▸ Exercise description: Nothing but the data below, returned exactly, should appear in the answer.

>>>

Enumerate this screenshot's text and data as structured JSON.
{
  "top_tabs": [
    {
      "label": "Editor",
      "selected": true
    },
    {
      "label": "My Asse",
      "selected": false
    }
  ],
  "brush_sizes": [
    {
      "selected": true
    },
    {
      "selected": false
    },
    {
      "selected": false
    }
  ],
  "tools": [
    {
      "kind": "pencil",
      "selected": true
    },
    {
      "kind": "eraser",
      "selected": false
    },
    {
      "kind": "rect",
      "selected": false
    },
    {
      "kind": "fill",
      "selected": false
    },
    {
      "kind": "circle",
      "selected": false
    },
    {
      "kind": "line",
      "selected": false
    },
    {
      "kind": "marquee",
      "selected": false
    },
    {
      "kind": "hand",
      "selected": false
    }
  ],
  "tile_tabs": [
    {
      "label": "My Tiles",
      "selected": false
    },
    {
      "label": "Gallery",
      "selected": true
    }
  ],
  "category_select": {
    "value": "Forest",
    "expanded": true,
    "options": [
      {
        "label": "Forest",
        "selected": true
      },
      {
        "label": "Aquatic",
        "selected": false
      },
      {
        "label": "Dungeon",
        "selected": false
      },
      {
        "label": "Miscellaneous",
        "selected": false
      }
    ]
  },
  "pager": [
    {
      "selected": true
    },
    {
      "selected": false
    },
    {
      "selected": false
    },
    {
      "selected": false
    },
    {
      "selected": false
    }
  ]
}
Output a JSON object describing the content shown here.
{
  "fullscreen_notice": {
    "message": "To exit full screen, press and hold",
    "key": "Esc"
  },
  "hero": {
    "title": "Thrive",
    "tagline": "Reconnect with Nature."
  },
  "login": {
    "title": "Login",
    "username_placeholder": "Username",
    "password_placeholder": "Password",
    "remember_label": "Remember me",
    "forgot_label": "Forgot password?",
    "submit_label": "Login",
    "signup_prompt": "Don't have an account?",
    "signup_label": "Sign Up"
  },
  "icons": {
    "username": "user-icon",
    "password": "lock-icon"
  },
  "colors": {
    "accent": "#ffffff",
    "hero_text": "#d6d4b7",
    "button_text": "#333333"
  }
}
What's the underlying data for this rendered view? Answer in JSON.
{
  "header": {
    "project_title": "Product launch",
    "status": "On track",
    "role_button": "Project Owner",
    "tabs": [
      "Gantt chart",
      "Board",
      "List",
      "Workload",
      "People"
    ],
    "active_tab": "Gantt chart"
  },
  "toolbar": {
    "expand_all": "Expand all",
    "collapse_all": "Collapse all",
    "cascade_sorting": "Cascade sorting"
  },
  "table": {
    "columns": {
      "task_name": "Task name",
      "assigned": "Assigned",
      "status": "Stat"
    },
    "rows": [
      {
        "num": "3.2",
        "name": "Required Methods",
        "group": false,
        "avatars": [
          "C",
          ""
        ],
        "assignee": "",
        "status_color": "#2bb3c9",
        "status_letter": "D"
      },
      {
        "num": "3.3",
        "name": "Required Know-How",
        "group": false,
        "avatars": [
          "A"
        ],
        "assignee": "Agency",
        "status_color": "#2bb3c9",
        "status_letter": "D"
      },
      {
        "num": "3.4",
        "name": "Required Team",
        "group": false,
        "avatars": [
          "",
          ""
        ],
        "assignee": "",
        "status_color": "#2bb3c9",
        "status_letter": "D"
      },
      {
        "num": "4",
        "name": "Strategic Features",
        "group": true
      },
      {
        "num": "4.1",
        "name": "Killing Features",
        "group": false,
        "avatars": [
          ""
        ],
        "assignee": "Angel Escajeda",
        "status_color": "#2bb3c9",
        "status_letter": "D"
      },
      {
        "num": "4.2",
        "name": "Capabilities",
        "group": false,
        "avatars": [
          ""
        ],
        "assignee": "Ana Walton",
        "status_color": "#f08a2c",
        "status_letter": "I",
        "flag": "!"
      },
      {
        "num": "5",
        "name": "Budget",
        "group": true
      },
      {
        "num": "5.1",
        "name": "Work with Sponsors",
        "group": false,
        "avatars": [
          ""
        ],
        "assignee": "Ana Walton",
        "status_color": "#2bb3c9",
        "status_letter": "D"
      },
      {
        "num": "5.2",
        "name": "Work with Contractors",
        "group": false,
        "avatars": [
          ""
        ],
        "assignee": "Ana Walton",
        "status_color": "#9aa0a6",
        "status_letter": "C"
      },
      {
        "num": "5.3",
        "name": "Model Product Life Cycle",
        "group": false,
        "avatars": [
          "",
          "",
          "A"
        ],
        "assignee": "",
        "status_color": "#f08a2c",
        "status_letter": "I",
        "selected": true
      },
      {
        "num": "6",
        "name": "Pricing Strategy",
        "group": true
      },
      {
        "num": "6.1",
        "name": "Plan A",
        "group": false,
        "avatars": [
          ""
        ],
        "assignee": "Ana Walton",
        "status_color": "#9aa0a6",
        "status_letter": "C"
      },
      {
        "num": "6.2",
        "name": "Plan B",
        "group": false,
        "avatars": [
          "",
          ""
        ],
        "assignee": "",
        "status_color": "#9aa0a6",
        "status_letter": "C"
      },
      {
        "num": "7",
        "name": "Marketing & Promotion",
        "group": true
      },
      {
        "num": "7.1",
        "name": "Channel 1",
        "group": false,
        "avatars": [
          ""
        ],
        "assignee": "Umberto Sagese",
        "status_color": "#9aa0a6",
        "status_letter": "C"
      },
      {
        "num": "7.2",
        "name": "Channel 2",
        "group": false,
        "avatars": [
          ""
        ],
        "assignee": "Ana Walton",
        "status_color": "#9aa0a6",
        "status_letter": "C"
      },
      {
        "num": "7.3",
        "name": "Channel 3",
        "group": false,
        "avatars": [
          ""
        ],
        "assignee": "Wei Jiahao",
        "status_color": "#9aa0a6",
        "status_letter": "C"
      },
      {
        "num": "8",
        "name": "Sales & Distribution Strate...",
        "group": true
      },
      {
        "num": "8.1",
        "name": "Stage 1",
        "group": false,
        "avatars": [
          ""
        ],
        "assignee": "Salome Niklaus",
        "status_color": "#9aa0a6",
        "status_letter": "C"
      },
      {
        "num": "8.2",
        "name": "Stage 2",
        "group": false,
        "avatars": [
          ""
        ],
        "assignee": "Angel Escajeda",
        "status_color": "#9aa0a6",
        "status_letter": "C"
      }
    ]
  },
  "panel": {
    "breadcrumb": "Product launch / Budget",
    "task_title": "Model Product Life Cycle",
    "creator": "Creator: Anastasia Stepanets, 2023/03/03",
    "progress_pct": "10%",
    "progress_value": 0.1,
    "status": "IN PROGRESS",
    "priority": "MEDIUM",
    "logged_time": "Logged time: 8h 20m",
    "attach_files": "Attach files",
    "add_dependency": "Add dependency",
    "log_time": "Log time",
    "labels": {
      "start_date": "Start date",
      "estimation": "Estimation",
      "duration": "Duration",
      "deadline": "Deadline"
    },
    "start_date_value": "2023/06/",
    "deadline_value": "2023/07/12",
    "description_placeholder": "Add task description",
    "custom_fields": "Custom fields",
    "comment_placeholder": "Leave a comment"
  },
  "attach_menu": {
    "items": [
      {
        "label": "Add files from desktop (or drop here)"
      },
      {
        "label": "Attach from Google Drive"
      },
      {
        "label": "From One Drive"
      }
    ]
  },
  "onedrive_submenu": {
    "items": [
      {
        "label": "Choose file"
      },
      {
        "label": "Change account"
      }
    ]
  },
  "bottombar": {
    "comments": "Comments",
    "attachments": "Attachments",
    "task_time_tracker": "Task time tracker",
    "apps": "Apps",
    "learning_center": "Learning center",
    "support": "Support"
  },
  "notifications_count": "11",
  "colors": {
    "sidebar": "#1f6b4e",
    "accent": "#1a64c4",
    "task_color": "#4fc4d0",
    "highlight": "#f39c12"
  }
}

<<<

▸ Reply:
Enumerate this screenshot's text and data as structured JSON.
{
  "top_tabs": [
    {
      "label": "Editor",
      "selected": true
    },
    {
      "label": "My Asse",
      "selected": false
    }
  ],
  "brush_sizes": [
    {
      "selected": true
    },
    {
      "selected": false
    },
    {
      "selected": false
    }
  ],
  "tools": [
    {
      "kind": "pencil",
      "selected": true
    },
    {
      "kind": "eraser",
      "selected": false
    },
    {
      "kind": "rect",
      "selected": false
    },
    {
      "kind": "fill",
      "selected": false
    },
    {
      "kind": "circle",
      "selected": false
    },
    {
      "kind": "line",
      "selected": false
    },
    {
      "kind": "marquee",
      "selected": false
    },
    {
      "kind": "hand",
      "selected": false
    }
  ],
  "tile_tabs": [
    {
      "label": "My Tiles",
      "selected": false
    },
    {
      "label": "Gallery",
      "selected": true
    }
  ],
  "category_select": {
    "value": "Forest",
    "expanded": true,
    "options": [
      {
        "label": "Forest",
        "selected": true
      },
      {
        "label": "Aquatic",
        "selected": false
      },
      {
        "label": "Dungeon",
        "selected": false
      },
      {
        "label": "Miscellaneous",
        "selected": false
      }
    ]
  },
  "pager": [
    {
      "selected": true
    },
    {
      "selected": false
    },
    {
      "selected": false
    },
    {
      "selected": false
    },
    {
      "selected": false
    }
  ]
}
Output a JSON object describing the content shown here.
{
  "fullscreen_notice": {
    "message": "To exit full screen, press and hold",
    "key": "Esc"
  },
  "hero": {
    "title": "Thrive",
    "tagline": "Reconnect with Nature."
  },
  "login": {
    "title": "Login",
    "username_placeholder": "Username",
    "password_placeholder": "Password",
    "remember_label": "Remember me",
    "forgot_label": "Forgot password?",
    "submit_label": "Login",
    "signup_prompt": "Don't have an account?",
    "signup_label": "Sign Up"
  },
  "icons": {
    "username": "user-icon",
    "password": "lock-icon"
  },
  "colors": {
    "accent": "#ffffff",
    "hero_text": "#d6d4b7",
    "button_text": "#333333"
  }
}
What's the underlying data for this rendered view? Answer in JSON.
{
  "header": {
    "project_title": "Product launch",
    "status": "On track",
    "role_button": "Project Owner",
    "tabs": [
      "Gantt chart",
      "Board",
      "List",
      "Workload",
      "People"
    ],
    "active_tab": "Gantt chart"
  },
  "toolbar": {
    "expand_all": "Expand all",
    "collapse_all": "Collapse all",
    "cascade_sorting": "Cascade sorting"
  },
  "table": {
    "columns": {
      "task_name": "Task name",
      "assigned": "Assigned",
      "status": "Stat"
    },
    "rows": [
      {
        "num": "3.2",
        "name": "Required Methods",
        "group": false,
        "avatars": [
          "C",
          ""
        ],
        "assignee": "",
        "status_color": "#2bb3c9",
        "status_letter": "D"
      },
      {
        "num": "3.3",
        "name": "Required Know-How",
        "group": false,
        "avatars": [
          "A"
        ],
        "assignee": "Agency",
        "status_color": "#2bb3c9",
        "status_letter": "D"
      },
      {
        "num": "3.4",
        "name": "Required Team",
        "group": false,
        "avatars": [
          "",
          ""
        ],
        "assignee": "",
        "status_color": "#2bb3c9",
        "status_letter": "D"
      },
      {
        "num": "4",
        "name": "Strategic Features",
        "group": true
      },
      {
        "num": "4.1",
        "name": "Killing Features",
        "group": false,
        "avatars": [
          ""
        ],
        "assignee": "Angel Escajeda",
        "status_color": "#2bb3c9",
        "status_letter": "D"
      },
      {
        "num": "4.2",
        "name": "Capabilities",
        "group": false,
        "avatars": [
          ""
        ],
        "assignee": "Ana Walton",
        "status_color": "#f08a2c",
        "status_letter": "I",
        "flag": "!"
      },
      {
        "num": "5",
        "name": "Budget",
        "group": true
      },
      {
        "num": "5.1",
        "name": "Work with Sponsors",
        "group": false,
        "avatars": [
          ""
        ],
        "assignee": "Ana Walton",
        "status_color": "#2bb3c9",
        "status_letter": "D"
      },
      {
        "num": "5.2",
        "name": "Work with Contractors",
        "group": false,
        "avatars": [
          ""
        ],
        "assignee": "Ana Walton",
        "status_color": "#9aa0a6",
        "status_letter": "C"
      },
      {
        "num": "5.3",
        "name": "Model Product Life Cycle",
        "group": false,
        "avatars": [
          "",
          "",
          "A"
        ],
        "assignee": "",
        "status_color": "#f08a2c",
        "status_letter": "I",
        "selected": true
      },
      {
        "num": "6",
        "name": "Pricing Strategy",
        "group": true
      },
      {
        "num": "6.1",
        "name": "Plan A",
        "group": false,
        "avatars": [
          ""
        ],
        "assignee": "Ana Walton",
        "status_color": "#9aa0a6",
        "status_letter": "C"
      },
      {
        "num": "6.2",
        "name": "Plan B",
        "group": false,
        "avatars": [
          "",
          ""
        ],
        "assignee": "",
        "status_color": "#9aa0a6",
        "status_letter": "C"
      },
      {
        "num": "7",
        "name": "Marketing & Promotion",
        "group": true
      },
      {
        "num": "7.1",
        "name": "Channel 1",
        "group": false,
        "avatars": [
          ""
        ],
        "assignee": "Umberto Sagese",
        "status_color": "#9aa0a6",
        "status_letter": "C"
      },
      {
        "num": "7.2",
        "name": "Channel 2",
        "group": false,
        "avatars": [
          ""
        ],
        "assignee": "Ana Walton",
        "status_color": "#9aa0a6",
        "status_letter": "C"
      },
      {
        "num": "7.3",
        "name": "Channel 3",
        "group": false,
        "avatars": [
          ""
        ],
        "assignee": "Wei Jiahao",
        "status_color": "#9aa0a6",
        "status_letter": "C"
      },
      {
        "num": "8",
        "name": "Sales & Distribution Strate...",
        "group": true
      },
      {
        "num": "8.1",
        "name": "Stage 1",
        "group": false,
        "avatars": [
          ""
        ],
        "assignee": "Salome Niklaus",
        "status_color": "#9aa0a6",
        "status_letter": "C"
      },
      {
        "num": "8.2",
        "name": "Stage 2",
        "group": false,
        "avatars": [
          ""
        ],
        "assignee": "Angel Escajeda",
        "status_color": "#9aa0a6",
        "status_letter": "C"
      }
    ]
  },
  "panel": {
    "breadcrumb": "Product launch / Budget",
    "task_title": "Model Product Life Cycle",
    "creator": "Creator: Anastasia Stepanets, 2023/03/03",
    "progress_pct": "10%",
    "progress_value": 0.1,
    "status": "IN PROGRESS",
    "priority": "MEDIUM",
    "logged_time": "Logged time: 8h 20m",
    "attach_files": "Attach files",
    "add_dependency": "Add dependency",
    "log_time": "Log time",
    "labels": {
      "start_date": "Start date",
      "estimation": "Estimation",
      "duration": "Duration",
      "deadline": "Deadline"
    },
    "start_date_value": "2023/06/",
    "deadline_value": "2023/07/12",
    "description_placeholder": "Add task description",
    "custom_fields": "Custom fields",
    "comment_placeholder": "Leave a comment"
  },
  "attach_menu": {
    "items": [
      {
        "label": "Add files from desktop (or drop here)"
      },
      {
        "label": "Attach from Google Drive"
      },
      {
        "label": "From One Drive"
      }
    ]
  },
  "onedrive_submenu": {
    "items": [
      {
        "label": "Choose file"
      },
      {
        "label": "Change account"
      }
    ]
  },
  "bottombar": {
    "comments": "Comments",
    "attachments": "Attachments",
    "task_time_tracker": "Task time tracker",
    "apps": "Apps",
    "learning_center": "Learning center",
    "support": "Support"
  },
  "notifications_count": "11",
  "colors": {
    "sidebar": "#1f6b4e",
    "accent": "#1a64c4",
    "task_color": "#4fc4d0",
    "highlight": "#f39c12"
  }
}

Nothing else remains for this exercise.